CAMEL’s HAIR (τρίχες καμήλου). The longer hair of a camel from the neck and region of the hump, used esp. for weaving.

Mentioned only in the Bible as the material of the outer garment of John the Baptist (Matt 3:4; Mark 1:6), camel’s hair cloth can be a relatively expensive woven material. Since Jesus contrasted John’s attire with the “soft raiment” of noblemen (Matt 11:8; cf. a similar contrast in Jos. War I. 24. 3), some think that John’s hairy mantle may have been of dressed camel’s skin. On the other hand, a scratchy cloak (Arab. ‘abâ’) of camel’s hair is still worn by desert Bedouin. A “hairy mantle” was a mark of a prophet (Zech 13:4); and Elijah, of whom John was the successor (Matt 11:13, 14; 17:10-13), wore a garment of haircloth as well as a leather girdle (2 Kings 1:8). The longer, woolly hair of a camel can easily be pulled away in tufts from the skin as warmer spring weather comes, and is woven into cloth for tents and coats.

Article 2

CAMEL’S HAIR. Mentioned only in Matt.3.4 and Mark.1.6, where we are told that John the Baptist wore a garment of camel’s hair. It is probable, however, that this was not a garment made of the relatively expensive woven camel’s hair, but of dressed camel’s skin. Such garments are still used in the Near East. Some think that Elijah’s mantle was made of camel’s hair (2Kgs.1.8; cf. Zech.13.4).

Article 3

In Mt 3:4 and Mr 1:6 the description of John’s raiment is explicit to the extent of telling the kind of hair of which his raiment was made. It is probable that his garment was made of a tawed camel skin, for the more expensive woven camel’s hair garment would not be in keeping with the rest of the description. It is still common among the poor in some parts of Syria, when a camel or other animal dies, to remove its skin and, after treating the inner surface to stop decomposition, to make it up into various domestic articles. The writer once saw a peasant dragging a skin along the road which proved to be that of a donkey which had just died on the route.
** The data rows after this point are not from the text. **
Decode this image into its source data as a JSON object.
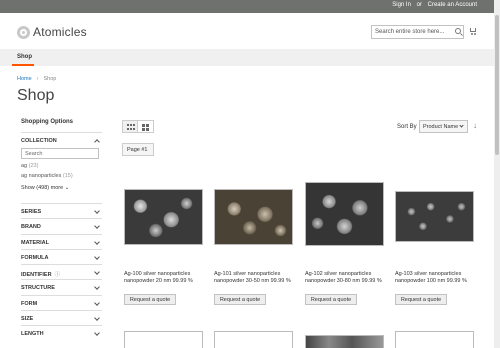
{
  "topbar": {
    "sign_in": "Sign In",
    "or": "or",
    "create_account": "Create an Account"
  },
  "header": {
    "logo": "Atomicles",
    "search_placeholder": "Search entire store here..."
  },
  "nav": {
    "shop": "Shop"
  },
  "breadcrumb": {
    "home": "Home",
    "current": "Shop"
  },
  "page_title": "Shop",
  "sidebar": {
    "title": "Shopping Options",
    "collection": {
      "title": "COLLECTION",
      "search_placeholder": "Search",
      "options": [
        {
          "label": "ag",
          "count": "(23)"
        },
        {
          "label": "ag nanoparticles",
          "count": "(15)"
        }
      ],
      "more": "Show (498) more"
    },
    "filters": [
      "SERIES",
      "BRAND",
      "MATERIAL",
      "FORMULA",
      "IDENTIFIER",
      "STRUCTURE",
      "FORM",
      "SIZE",
      "LENGTH"
    ]
  },
  "toolbar": {
    "sort_by": "Sort By",
    "sort_value": "Product Name",
    "page_label": "Page #1",
    "sort_dir_icon": "↓"
  },
  "products": [
    {
      "name": "Ag-100 silver nanoparticles nanopowder 20 nm 99.99 %",
      "button": "Request a quote"
    },
    {
      "name": "Ag-101 silver nanoparticles nanopowder 30-50 nm 99.99 %",
      "button": "Request a quote"
    },
    {
      "name": "Ag-102 silver nanoparticles nanopowder 30-80 nm 99.99 %",
      "button": "Request a quote"
    },
    {
      "name": "Ag-103 silver nanoparticles nanopowder 100 nm 99.99 %",
      "button": "Request a quote"
    }
  ],
  "colors": {
    "topbar": "#6e716e",
    "accent": "#ff5501",
    "link": "#1979c3"
  },
  "icons": [
    "search-icon",
    "cart-icon",
    "chevron-down-icon",
    "chevron-up-icon",
    "grid-view-icon",
    "list-view-icon",
    "info-icon",
    "sort-direction-icon"
  ]
}
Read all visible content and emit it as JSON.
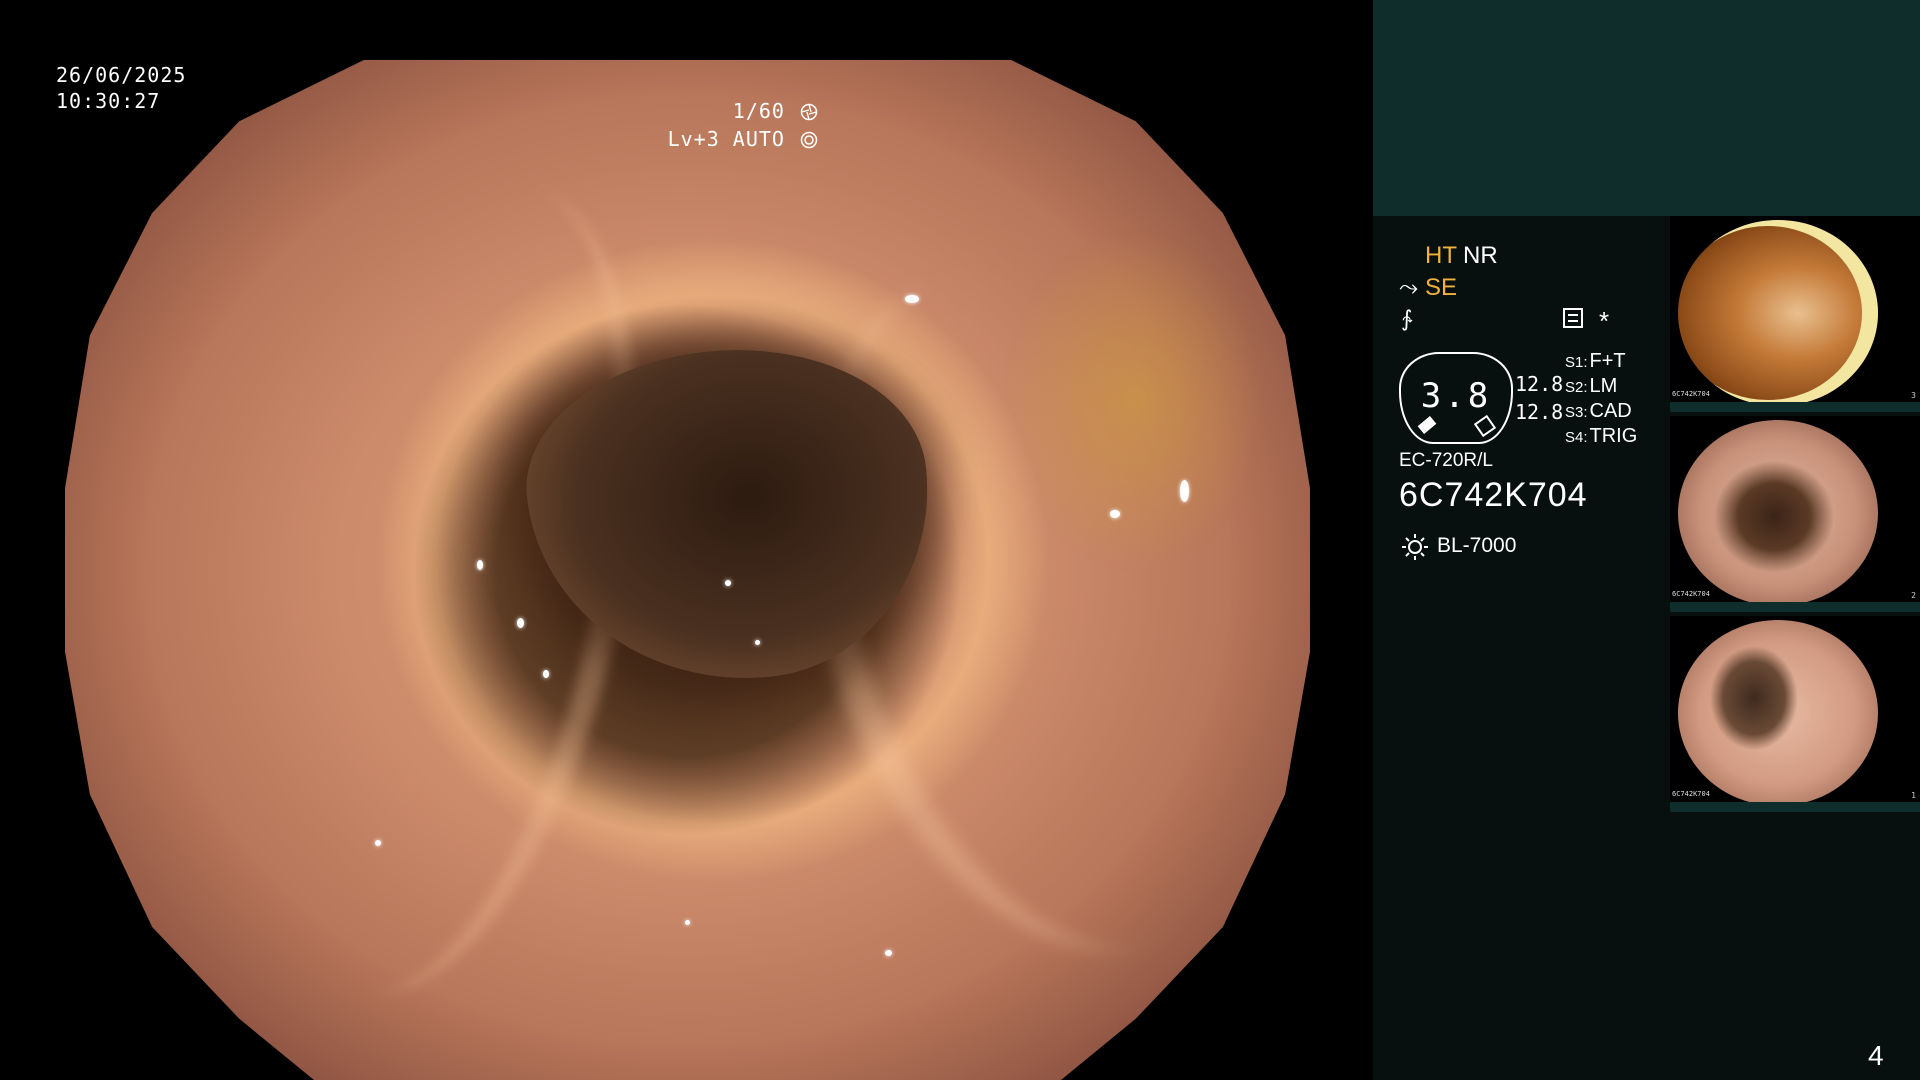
{
  "osd": {
    "date": "26/06/2025",
    "time": "10:30:27",
    "shutter": "1/60",
    "shutter_icon": "aperture-icon",
    "level": "Lv+3 AUTO",
    "level_icon": "iris-icon"
  },
  "panel": {
    "ht": "HT",
    "nr": "NR",
    "se": "SE",
    "se_icon": "structure-enhancement-icon",
    "freeze_icon": "freeze-icon",
    "menu_icon": "menu-list-icon",
    "star": "*",
    "gauge_value": "3.8",
    "values": [
      "12.8",
      "12.8"
    ],
    "switches": [
      {
        "key": "S1:",
        "value": "F+T"
      },
      {
        "key": "S2:",
        "value": "LM"
      },
      {
        "key": "S3:",
        "value": "CAD"
      },
      {
        "key": "S4:",
        "value": "TRIG"
      }
    ],
    "scope_model": "EC-720R/L",
    "scope_serial": "6C742K704",
    "light_icon": "light-source-icon",
    "light_source": "BL-7000",
    "accent_color": "#f2b23d",
    "panel_color": "#0f2d2b"
  },
  "thumbnails": [
    {
      "index": "3",
      "serial": "6C742K704"
    },
    {
      "index": "2",
      "serial": "6C742K704"
    },
    {
      "index": "1",
      "serial": "6C742K704"
    }
  ],
  "page_number": "4"
}
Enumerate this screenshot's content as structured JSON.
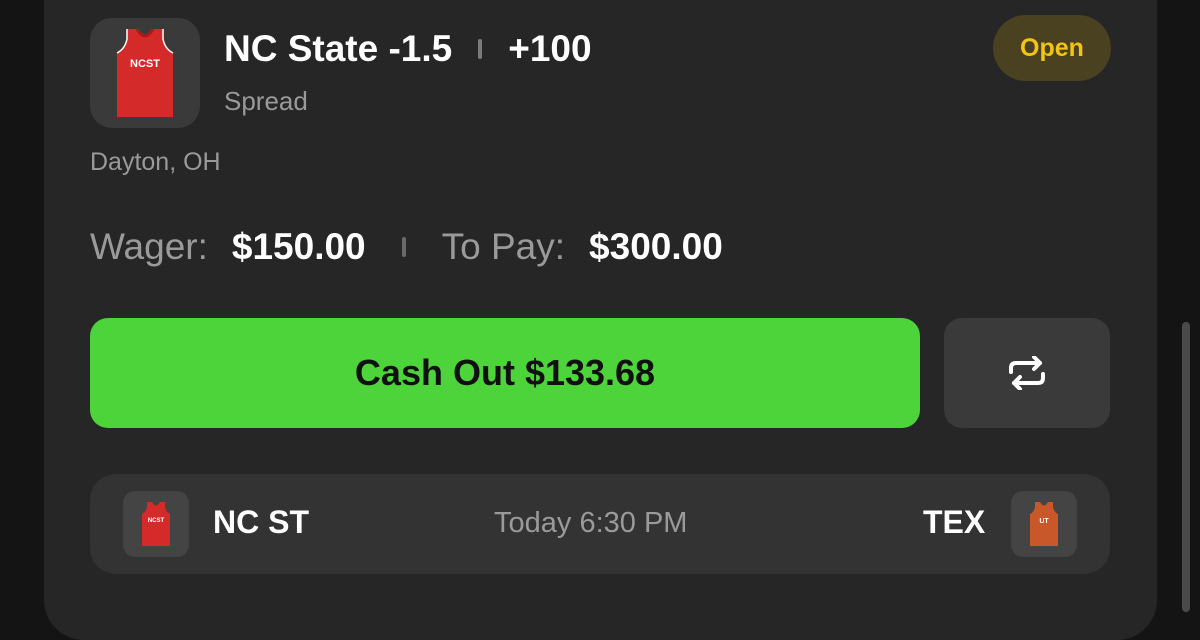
{
  "bet": {
    "selection": "NC State -1.5",
    "odds": "+100",
    "type": "Spread",
    "status": "Open",
    "location": "Dayton, OH"
  },
  "amounts": {
    "wager_label": "Wager:",
    "wager_value": "$150.00",
    "topay_label": "To Pay:",
    "topay_value": "$300.00"
  },
  "actions": {
    "cashout_label": "Cash Out $133.68",
    "repeat_icon": "repeat-icon"
  },
  "matchup": {
    "home_team": "NC ST",
    "home_jersey_text": "NCST",
    "away_team": "TEX",
    "away_jersey_text": "UT",
    "time": "Today 6:30 PM"
  },
  "colors": {
    "cashout_green": "#4ed43b",
    "status_yellow": "#f2c418",
    "ncst_red": "#d42a2a",
    "texas_orange": "#c8582a"
  }
}
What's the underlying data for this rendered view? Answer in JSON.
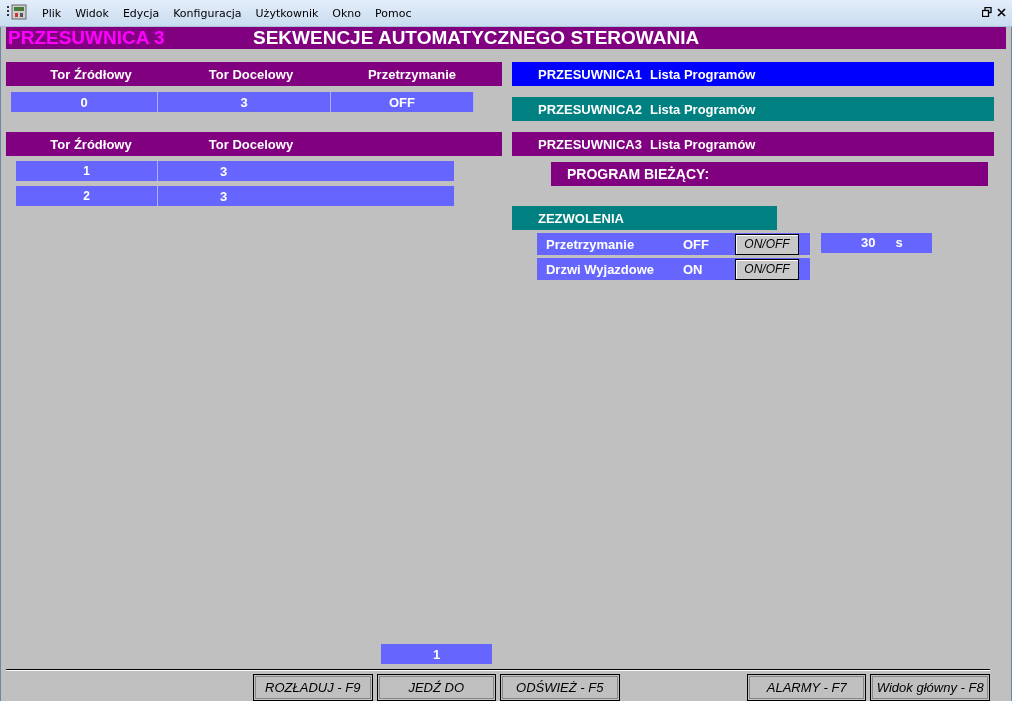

His intention was probably to make it up into a cloak. Some believe that Elijah’s mantle was of camel’s hair (2Ki 1:8; compare Zec 13:4). Of that we cannot be sure, for in the East today the hairy garment is usually goat’s hair or wool either woven or still clinging to the skin. It was much more likely to have been one of these latter. See SHEEP. Camel’s hair, when woven into fabrics, as in rugs, makes an article of even softer and more glossy texture than wool.


James A. Patch');